SAS Doctors contribute to the work of medical royal colleges to maintain standards of patient care and development of future generations of eye doctors

  • 04 Aug 2023
  • RCOphth

As the demand of patient care and backlogs continue to put pressure on trusts and eye care units, a consequence is the difficulty in medical royal colleges being able to maintain high standards and resources to assess, examine, educate and train future generations of ophthalmologists and eye care professionals to deliver comprehensive care to patients safely and in a timely way.  These responsibilities are incorporated into the charter of royal colleges.

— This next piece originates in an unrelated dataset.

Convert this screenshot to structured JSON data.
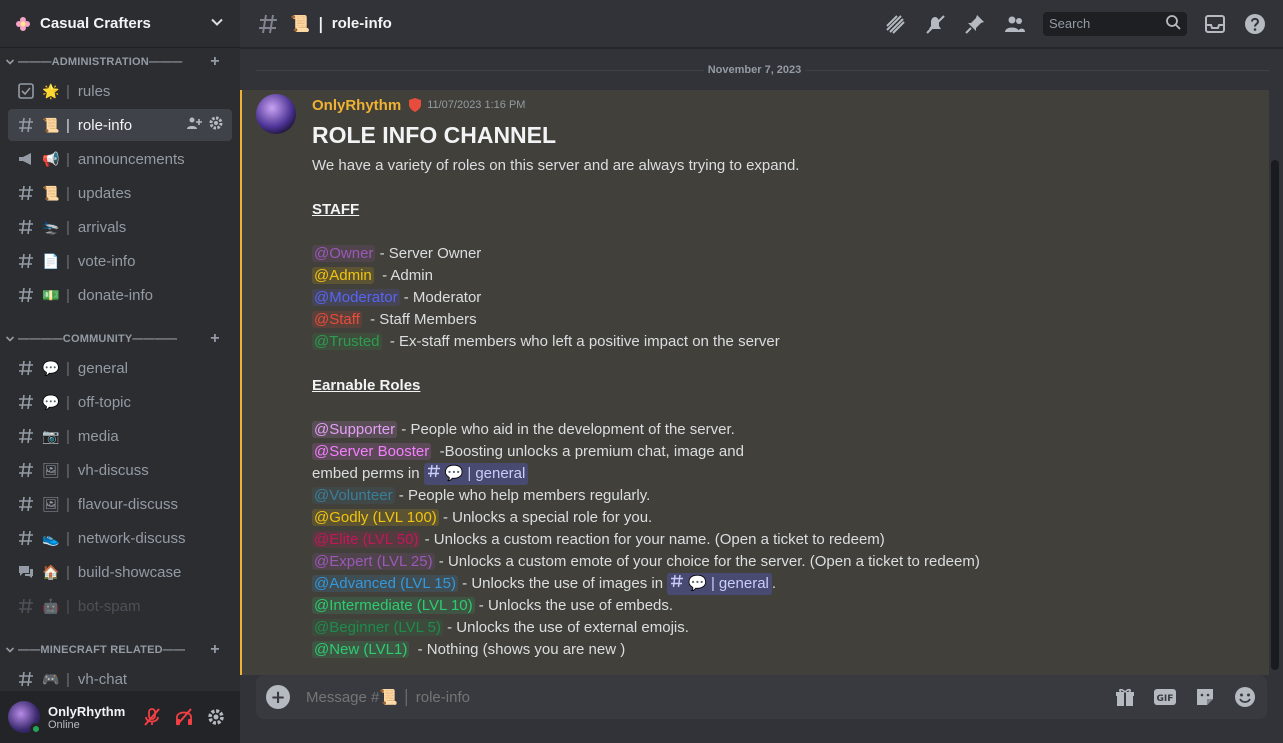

It is vital that senior SAS doctors, as well as consultants, are given professional leave to carry out these important areas of support.  Ben Burton, RCOphth President said, ‘SAS doctors should be acknowledged for their important contribution to medical royal college work, including Council and committee representation, as well as being available to offer guidance, examination, training and educational content’.

The Academy of Medical Royal Colleges agrees that SAS doctors are an untapped potential workforce1 that can be used more effectively. There is an ever-growing recognition of the valuable role that SAS Doctors play not only in service provision but also in education and training of other staff and in leadership roles2.

If the RCOphth is hampered in its ability to deliver its core services by a lack of clinician time, it will hamper the development of trainees who will be expected to fill consultant roles in the future.  As our recent workforce census pointed out, two thirds of units currently rely on expensive locums to cover consultant vacancies.

In 2022, the AoMRC, Chief Medical Officers and the GMC signed letters3 to trusts asking for the appropriate release of medical colleagues for the purpose of carrying out work for the wider health system, writing to encourage trust boards and leaders ‘to continue to look favourably on requests from doctors seeking your support to undertake national or regional work for the wider benefit of the public and of health services across England and the devolved administrations.’

The Royal College of Ophthalmologists understands that it is a difficult balance for trusts to continue to provide patient care, given the capacity issues and continuing backlogs, alongside releasing senior SAS doctors for these important areas of education, training and assessment.

Ben Burton continued, ‘It is important that the College has involvement from SAS doctors, who make up a large part of our workforce and should be represented.  It is essential that SAS doctors are supported by their trusts to be able to take their proper place in supporting and contributing to the work of the College.  I urge all trusts and boards in the UK to support requests for professional leave and to facilitate this through job planning where necessary’.